Review: Colour Engineering by Green and MacDonald

Phil Green and Lindsay MacDonald, Colour Engineering, Wiley.
Digital camera makers, printer manufacturers, image processing software authors and the whole of the printing and imaging content industry share a need for allowing color information to move seamlessly between acquisition, archiving and display. This desire for hardware-independent seamlesness is manifest in the creation of the International Color Consortium (ICC), and translates into the subtitle of the Green and Lindsay's book, " Achieving Device Independent Color".

The science of color is grounded in physics and psychology; however the practical use of color in capture, display and reproduction of imagery relies heavily on descriptive formalisms, measurement devices, computer software, and the quirks of today's capture and display hardware. This is technology, not science. And anyone wishing to write code to manipulate color information benefits from an overview of these details.

Green and MacDonald have edited a book composed of information-packed peer-reviewed survey chapters which taken together supply an overview and tutorial introduction of the implementation details of color technology, as it stood in 2002. Colour Engineering bridges the considerable gap between simplified texts such as Abhay Sharma's "Understanding Color Management" and current research.

A reader desiring to enter the field will find assembled here most of the technical background material needed in order to quickly use Matlab or another toolkit to manipulate color imagery and color transforms, and an invaluable chapter by chapter bibliography.
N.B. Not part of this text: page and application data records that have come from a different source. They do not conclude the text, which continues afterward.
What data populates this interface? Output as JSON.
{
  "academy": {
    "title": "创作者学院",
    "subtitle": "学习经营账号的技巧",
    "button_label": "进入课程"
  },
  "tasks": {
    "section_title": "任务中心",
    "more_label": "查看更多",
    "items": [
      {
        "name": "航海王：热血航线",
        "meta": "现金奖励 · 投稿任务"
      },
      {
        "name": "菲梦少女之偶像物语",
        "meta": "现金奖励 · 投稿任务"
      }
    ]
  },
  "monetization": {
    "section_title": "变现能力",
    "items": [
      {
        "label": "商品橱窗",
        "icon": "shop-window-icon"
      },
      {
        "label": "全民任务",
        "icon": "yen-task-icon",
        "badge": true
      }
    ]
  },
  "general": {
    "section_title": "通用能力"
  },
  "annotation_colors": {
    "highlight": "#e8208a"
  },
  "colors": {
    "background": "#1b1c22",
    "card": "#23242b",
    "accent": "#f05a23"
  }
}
Colour Engineering is an essential resource that should find itself on the bookshelf of every color scientist, hardware designer and color software author.

NB - this review is not yet finalized.